Authorities in Kerala have confirmed the existence of Nipah virus, which has so far claimed five lives, including three from the same family. This was after one more person succumbed to the virus early on Monday in Kozhikode district of Kerala.
Lini, 31, staff nurse at the Perambra Taluk Hospital, was under treatment at the intensive care unit of the Institute of Chest Diseases of the Government Medical College Hospital, Kozhikode. She was on duty when one of the earlier deceased had undergone treatment there, reported The Hindu.
Three from a family from Sooppikkada village in Changaroth gram panchayat limits near Perambra, Kozhikode, died due to encephalitis and myocarditis since 5 May. Three others, including Lini, who were in close contact with the deceased passed away, suspectedly due to similar infection.
“We have sent blood and body fluid samples of all suspected cases for confirmation to National Institute of Virology in Pune. So far, we got confirmation that three deaths were because of Nipah,” Kerala’s health secretary Rajeev Sadanandan was quoted by BBC.

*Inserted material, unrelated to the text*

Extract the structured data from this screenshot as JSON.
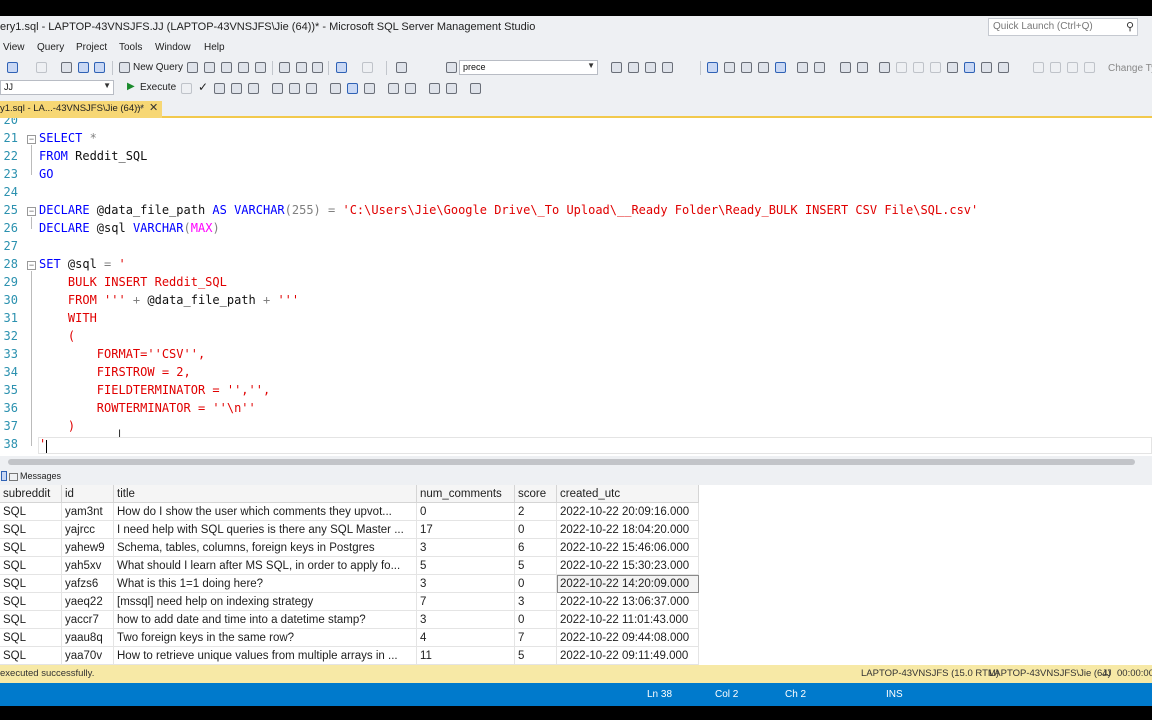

However, a report by Manorama website said that As many as 16 people, including a nurse, have died in Kozhikode and Malappuram districts of Kerala within two weeks, triggering panic over the spread of a deadly virus.
Nipah virus (NiV) infection is a newly-emerging zoonosis (a disease which can be transmitted to humans from animals) that causes severe disease in both animals and humans. Nipah virus is also “top of the list” of 10 priority diseases that the WHO has identified as potentials for the next major outbreak.
The natural host of the virus are fruit bats of the Pteropodidae Family, Pteropus genus. Experts say that fallen fruits found under trees such as mangoes, almonds, chikkoo and papaya to be avoided.
The natural hosts of henipaviruses are fruit bats (Pteropus species, also called ‘flying foxes’). For Hendra virus, the outbreaks initially occurred in horses, which are the main intermediate hosts, through the ingestion of food contaminated with the droppings, urine or other excretions of infected fruit bats. However, the bats themselves do not show any clinical signs of illness. Transmission of HeV to man happens through close contact with ill, dying and dead horses – probably via their respiratory secretions and urine. No bats-to-human or human-to-human transmission has been documented so far.
NiV was identified back in 1998 when an outbreak of the virus took place in Malaysia. However, at that time, pigs were the intermediate hosts. This is associated with encephalitis. After five to 14 days of being exposed to the virus, three to 14 days of fever and headache is observed. Drowsiness, disorientation and mental confusion are some of the common symptoms of the disease.